_Source information_.
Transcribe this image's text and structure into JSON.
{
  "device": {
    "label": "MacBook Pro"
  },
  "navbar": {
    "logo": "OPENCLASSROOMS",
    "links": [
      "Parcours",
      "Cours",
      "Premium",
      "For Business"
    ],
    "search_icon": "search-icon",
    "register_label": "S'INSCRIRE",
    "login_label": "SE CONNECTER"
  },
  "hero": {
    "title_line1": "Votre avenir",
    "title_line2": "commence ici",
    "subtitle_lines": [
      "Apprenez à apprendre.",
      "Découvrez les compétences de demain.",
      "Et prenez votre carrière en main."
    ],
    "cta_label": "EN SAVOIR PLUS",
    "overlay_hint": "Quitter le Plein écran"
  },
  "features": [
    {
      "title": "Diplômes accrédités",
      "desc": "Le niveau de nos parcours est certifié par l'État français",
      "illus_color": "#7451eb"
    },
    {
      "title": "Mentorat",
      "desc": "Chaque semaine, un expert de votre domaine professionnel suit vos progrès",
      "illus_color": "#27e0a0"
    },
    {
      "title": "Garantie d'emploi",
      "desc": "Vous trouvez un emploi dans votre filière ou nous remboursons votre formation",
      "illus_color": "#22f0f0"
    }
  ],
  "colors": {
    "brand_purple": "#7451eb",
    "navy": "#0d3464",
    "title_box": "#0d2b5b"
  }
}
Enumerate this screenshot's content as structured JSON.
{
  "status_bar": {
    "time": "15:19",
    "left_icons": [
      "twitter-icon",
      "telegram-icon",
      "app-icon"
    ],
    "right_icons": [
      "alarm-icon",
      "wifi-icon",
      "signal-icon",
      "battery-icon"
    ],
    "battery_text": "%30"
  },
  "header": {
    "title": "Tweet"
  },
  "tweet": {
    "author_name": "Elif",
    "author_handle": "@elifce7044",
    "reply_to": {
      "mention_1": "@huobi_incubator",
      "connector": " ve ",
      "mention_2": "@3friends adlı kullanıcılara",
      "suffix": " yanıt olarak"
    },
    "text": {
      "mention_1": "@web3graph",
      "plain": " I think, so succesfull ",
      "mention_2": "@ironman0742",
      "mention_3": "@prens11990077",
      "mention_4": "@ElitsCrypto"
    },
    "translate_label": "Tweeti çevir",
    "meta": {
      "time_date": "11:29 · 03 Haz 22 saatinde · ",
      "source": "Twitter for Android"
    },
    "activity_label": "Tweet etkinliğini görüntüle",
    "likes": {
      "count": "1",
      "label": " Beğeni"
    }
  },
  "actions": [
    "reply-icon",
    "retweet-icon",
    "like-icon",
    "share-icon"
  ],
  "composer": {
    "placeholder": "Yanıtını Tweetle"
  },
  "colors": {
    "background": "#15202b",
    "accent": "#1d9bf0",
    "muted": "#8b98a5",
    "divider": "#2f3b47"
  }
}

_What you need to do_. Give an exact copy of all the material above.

_Problem solution_.
Transcribe this image's text and structure into JSON.
{
  "device": {
    "label": "MacBook Pro"
  },
  "navbar": {
    "logo": "OPENCLASSROOMS",
    "links": [
      "Parcours",
      "Cours",
      "Premium",
      "For Business"
    ],
    "search_icon": "search-icon",
    "register_label": "S'INSCRIRE",
    "login_label": "SE CONNECTER"
  },
  "hero": {
    "title_line1": "Votre avenir",
    "title_line2": "commence ici",
    "subtitle_lines": [
      "Apprenez à apprendre.",
      "Découvrez les compétences de demain.",
      "Et prenez votre carrière en main."
    ],
    "cta_label": "EN SAVOIR PLUS",
    "overlay_hint": "Quitter le Plein écran"
  },
  "features": [
    {
      "title": "Diplômes accrédités",
      "desc": "Le niveau de nos parcours est certifié par l'État français",
      "illus_color": "#7451eb"
    },
    {
      "title": "Mentorat",
      "desc": "Chaque semaine, un expert de votre domaine professionnel suit vos progrès",
      "illus_color": "#27e0a0"
    },
    {
      "title": "Garantie d'emploi",
      "desc": "Vous trouvez un emploi dans votre filière ou nous remboursons votre formation",
      "illus_color": "#22f0f0"
    }
  ],
  "colors": {
    "brand_purple": "#7451eb",
    "navy": "#0d3464",
    "title_box": "#0d2b5b"
  }
}
Enumerate this screenshot's content as structured JSON.
{
  "status_bar": {
    "time": "15:19",
    "left_icons": [
      "twitter-icon",
      "telegram-icon",
      "app-icon"
    ],
    "right_icons": [
      "alarm-icon",
      "wifi-icon",
      "signal-icon",
      "battery-icon"
    ],
    "battery_text": "%30"
  },
  "header": {
    "title": "Tweet"
  },
  "tweet": {
    "author_name": "Elif",
    "author_handle": "@elifce7044",
    "reply_to": {
      "mention_1": "@huobi_incubator",
      "connector": " ve ",
      "mention_2": "@3friends adlı kullanıcılara",
      "suffix": " yanıt olarak"
    },
    "text": {
      "mention_1": "@web3graph",
      "plain": " I think, so succesfull ",
      "mention_2": "@ironman0742",
      "mention_3": "@prens11990077",
      "mention_4": "@ElitsCrypto"
    },
    "translate_label": "Tweeti çevir",
    "meta": {
      "time_date": "11:29 · 03 Haz 22 saatinde · ",
      "source": "Twitter for Android"
    },
    "activity_label": "Tweet etkinliğini görüntüle",
    "likes": {
      "count": "1",
      "label": " Beğeni"
    }
  },
  "actions": [
    "reply-icon",
    "retweet-icon",
    "like-icon",
    "share-icon"
  ],
  "composer": {
    "placeholder": "Yanıtını Tweetle"
  },
  "colors": {
    "background": "#15202b",
    "accent": "#1d9bf0",
    "muted": "#8b98a5",
    "divider": "#2f3b47"
  }
}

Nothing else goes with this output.